** Dataset content follows **

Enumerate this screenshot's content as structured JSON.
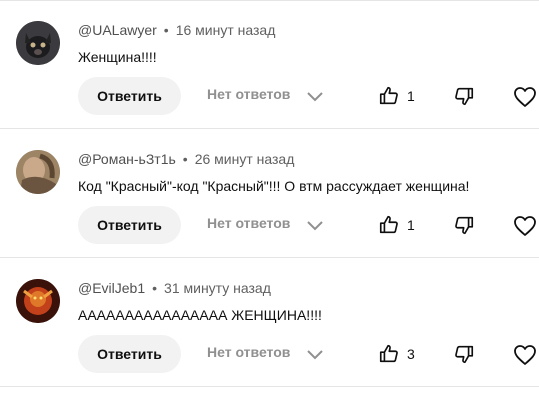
{
  "comments": [
    {
      "author": "@UALawyer",
      "time": "16 минут назад",
      "text": "Женщина!!!!",
      "reply_label": "Ответить",
      "replies_label": "Нет ответов",
      "likes": "1"
    },
    {
      "author": "@Роман-ьЗт1ь",
      "time": "26 минут назад",
      "text": "Код \"Красный\"-код \"Красный\"!!! О втм рассуждает женщина!",
      "reply_label": "Ответить",
      "replies_label": "Нет ответов",
      "likes": "1"
    },
    {
      "author": "@EvilJeb1",
      "time": "31 минуту назад",
      "text": "АААААААААААААААА ЖЕНЩИНА!!!!",
      "reply_label": "Ответить",
      "replies_label": "Нет ответов",
      "likes": "3"
    }
  ],
  "meta_separator": "•",
  "icons": {
    "expand": "chevron-down-icon",
    "like": "thumb-up-icon",
    "dislike": "thumb-down-icon",
    "heart": "heart-icon"
  },
  "colors": {
    "button_bg": "#f2f2f2",
    "muted_text": "#606060",
    "separator": "#e5e5e5"
  }
}
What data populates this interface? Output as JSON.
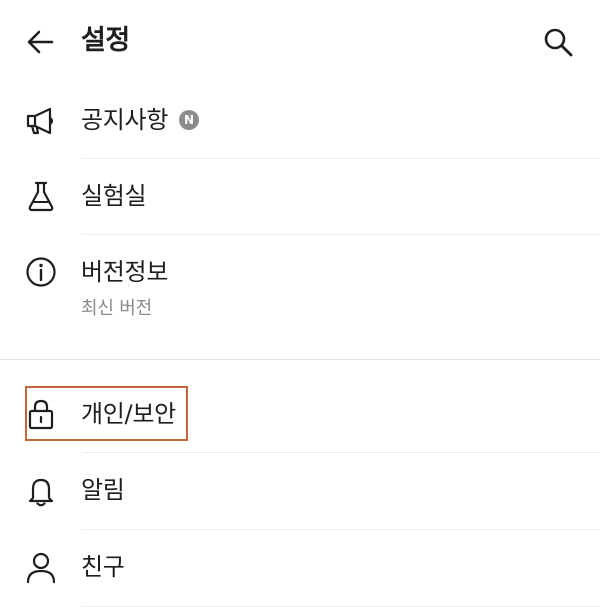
{
  "header": {
    "title": "설정",
    "back_icon": "arrow-left-icon",
    "search_icon": "search-icon"
  },
  "menu": {
    "notice": {
      "label": "공지사항",
      "badge": "N",
      "icon": "megaphone-icon"
    },
    "lab": {
      "label": "실험실",
      "icon": "flask-icon"
    },
    "version": {
      "label": "버전정보",
      "sub": "최신 버전",
      "icon": "info-icon"
    },
    "privacy": {
      "label": "개인/보안",
      "icon": "lock-icon"
    },
    "notifications": {
      "label": "알림",
      "icon": "bell-icon"
    },
    "friends": {
      "label": "친구",
      "icon": "person-icon"
    }
  },
  "colors": {
    "text": "#1e1e1e",
    "subtext": "#8a8a8a",
    "badge": "#8c8c8c",
    "highlight": "#c5663a",
    "divider": "#ececec"
  }
}
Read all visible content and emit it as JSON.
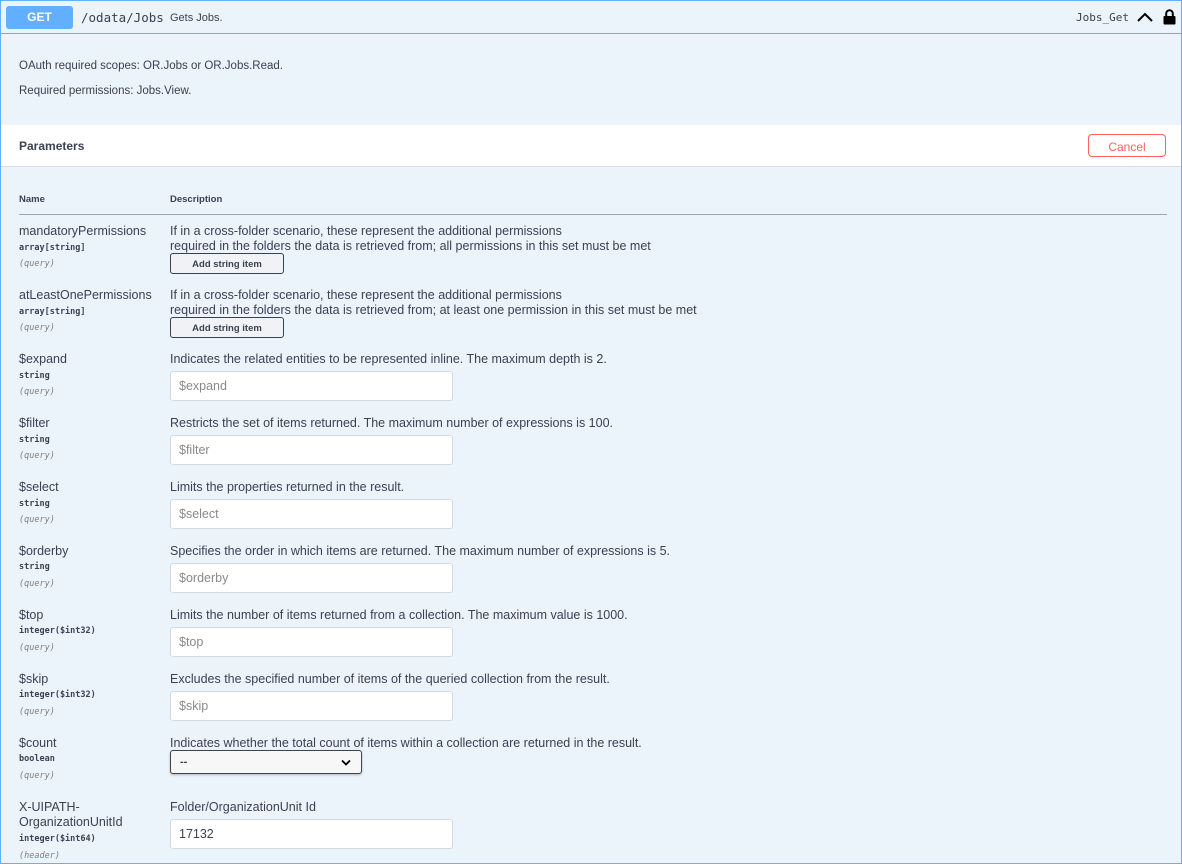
{
  "operation": {
    "method": "GET",
    "path": "/odata/Jobs",
    "summary": "Gets Jobs.",
    "operation_id": "Jobs_Get"
  },
  "description": {
    "line1": "OAuth required scopes: OR.Jobs or OR.Jobs.Read.",
    "line2": "Required permissions: Jobs.View."
  },
  "parameters_section": {
    "title": "Parameters",
    "cancel_label": "Cancel",
    "col_name": "Name",
    "col_description": "Description"
  },
  "params": [
    {
      "name": "mandatoryPermissions",
      "type": "array[string]",
      "in": "(query)",
      "desc1": "If in a cross-folder scenario, these represent the additional permissions",
      "desc2": "required in the folders the data is retrieved from; all permissions in this set must be met",
      "button": "Add string item"
    },
    {
      "name": "atLeastOnePermissions",
      "type": "array[string]",
      "in": "(query)",
      "desc1": "If in a cross-folder scenario, these represent the additional permissions",
      "desc2": "required in the folders the data is retrieved from; at least one permission in this set must be met",
      "button": "Add string item"
    },
    {
      "name": "$expand",
      "type": "string",
      "in": "(query)",
      "desc": "Indicates the related entities to be represented inline. The maximum depth is 2.",
      "placeholder": "$expand",
      "value": ""
    },
    {
      "name": "$filter",
      "type": "string",
      "in": "(query)",
      "desc": "Restricts the set of items returned. The maximum number of expressions is 100.",
      "placeholder": "$filter",
      "value": ""
    },
    {
      "name": "$select",
      "type": "string",
      "in": "(query)",
      "desc": "Limits the properties returned in the result.",
      "placeholder": "$select",
      "value": ""
    },
    {
      "name": "$orderby",
      "type": "string",
      "in": "(query)",
      "desc": "Specifies the order in which items are returned. The maximum number of expressions is 5.",
      "placeholder": "$orderby",
      "value": ""
    },
    {
      "name": "$top",
      "type": "integer($int32)",
      "in": "(query)",
      "desc": "Limits the number of items returned from a collection. The maximum value is 1000.",
      "placeholder": "$top",
      "value": ""
    },
    {
      "name": "$skip",
      "type": "integer($int32)",
      "in": "(query)",
      "desc": "Excludes the specified number of items of the queried collection from the result.",
      "placeholder": "$skip",
      "value": ""
    },
    {
      "name": "$count",
      "type": "boolean",
      "in": "(query)",
      "desc": "Indicates whether the total count of items within a collection are returned in the result.",
      "selected": "--"
    },
    {
      "name1": "X-UIPATH-",
      "name2": "OrganizationUnitId",
      "type": "integer($int64)",
      "in": "(header)",
      "desc": "Folder/OrganizationUnit Id",
      "placeholder": "",
      "value": "17132"
    }
  ],
  "icons": {
    "collapse": "chevron-up-icon",
    "lock": "lock-icon",
    "select_caret": "chevron-down-icon"
  },
  "colors": {
    "get_method": "#61affe",
    "panel_bg": "#ebf3fb",
    "cancel": "#ff6060"
  }
}
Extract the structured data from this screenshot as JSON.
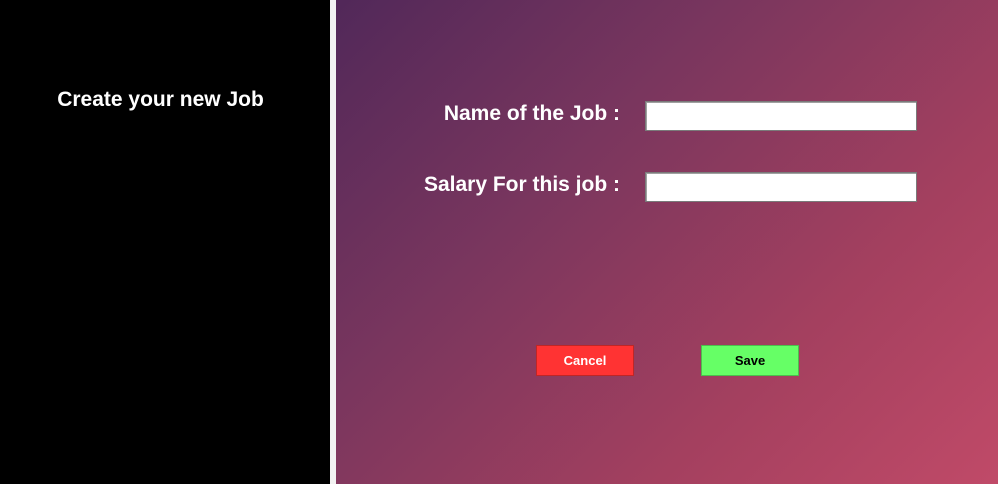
{
  "sidebar": {
    "title": "Create your new Job"
  },
  "form": {
    "name_label": "Name of the Job :",
    "name_value": "",
    "salary_label": "Salary For this job :",
    "salary_value": ""
  },
  "buttons": {
    "cancel_label": "Cancel",
    "save_label": "Save"
  },
  "colors": {
    "sidebar_bg": "#000000",
    "gradient_start": "#512859",
    "gradient_end": "#c04a68",
    "cancel_bg": "#ff3333",
    "save_bg": "#66ff66"
  }
}
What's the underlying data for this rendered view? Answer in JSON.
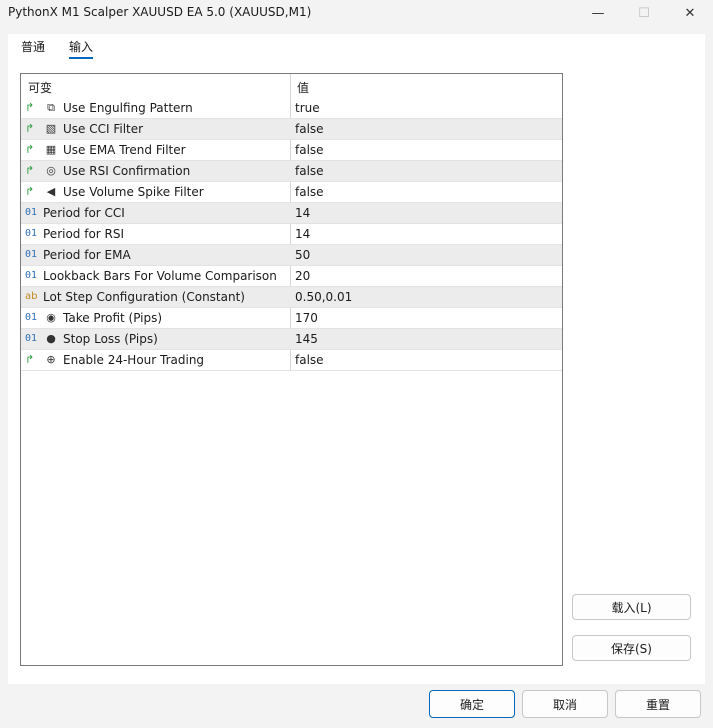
{
  "window": {
    "title": "PythonX M1 Scalper XAUUSD EA 5.0 (XAUUSD,M1)",
    "minimize_glyph": "—",
    "maximize_glyph": "☐",
    "close_glyph": "✕"
  },
  "tabs": [
    {
      "label": "普通",
      "active": false
    },
    {
      "label": "输入",
      "active": true
    }
  ],
  "grid": {
    "headers": {
      "variable": "可变",
      "value": "值"
    },
    "rows": [
      {
        "type_icon": "bool-arrow-icon",
        "type_glyph": "↱",
        "sub_icon": "engulfing-icon",
        "sub_glyph": "⧉",
        "name": "Use Engulfing Pattern",
        "value": "true"
      },
      {
        "type_icon": "bool-arrow-icon",
        "type_glyph": "↱",
        "sub_icon": "cci-icon",
        "sub_glyph": "▧",
        "name": "Use CCI Filter",
        "value": "false"
      },
      {
        "type_icon": "bool-arrow-icon",
        "type_glyph": "↱",
        "sub_icon": "ema-chart-icon",
        "sub_glyph": "▦",
        "name": "Use EMA Trend Filter",
        "value": "false"
      },
      {
        "type_icon": "bool-arrow-icon",
        "type_glyph": "↱",
        "sub_icon": "rsi-spiral-icon",
        "sub_glyph": "◎",
        "name": "Use RSI Confirmation",
        "value": "false"
      },
      {
        "type_icon": "bool-arrow-icon",
        "type_glyph": "↱",
        "sub_icon": "speaker-icon",
        "sub_glyph": "◀",
        "name": "Use Volume Spike Filter",
        "value": "false"
      },
      {
        "type_icon": "int-icon",
        "type_glyph": "01",
        "sub_icon": "",
        "sub_glyph": "",
        "name": "Period for CCI",
        "value": "14"
      },
      {
        "type_icon": "int-icon",
        "type_glyph": "01",
        "sub_icon": "",
        "sub_glyph": "",
        "name": "Period for RSI",
        "value": "14"
      },
      {
        "type_icon": "int-icon",
        "type_glyph": "01",
        "sub_icon": "",
        "sub_glyph": "",
        "name": "Period for EMA",
        "value": "50"
      },
      {
        "type_icon": "int-icon",
        "type_glyph": "01",
        "sub_icon": "",
        "sub_glyph": "",
        "name": "Lookback Bars For Volume Comparison",
        "value": "20"
      },
      {
        "type_icon": "string-icon",
        "type_glyph": "ab",
        "sub_icon": "",
        "sub_glyph": "",
        "name": "Lot Step Configuration (Constant)",
        "value": "0.50,0.01"
      },
      {
        "type_icon": "int-icon",
        "type_glyph": "01",
        "sub_icon": "target-icon",
        "sub_glyph": "◉",
        "name": "Take Profit (Pips)",
        "value": "170"
      },
      {
        "type_icon": "int-icon",
        "type_glyph": "01",
        "sub_icon": "stop-circle-icon",
        "sub_glyph": "●",
        "name": "Stop Loss (Pips)",
        "value": "145"
      },
      {
        "type_icon": "bool-arrow-icon",
        "type_glyph": "↱",
        "sub_icon": "globe-icon",
        "sub_glyph": "⊕",
        "name": "Enable 24-Hour Trading",
        "value": "false"
      }
    ]
  },
  "side_buttons": {
    "load": "载入(L)",
    "save": "保存(S)"
  },
  "bottom_buttons": {
    "ok": "确定",
    "cancel": "取消",
    "reset": "重置"
  }
}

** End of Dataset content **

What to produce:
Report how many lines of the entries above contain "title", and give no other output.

Task answer:
4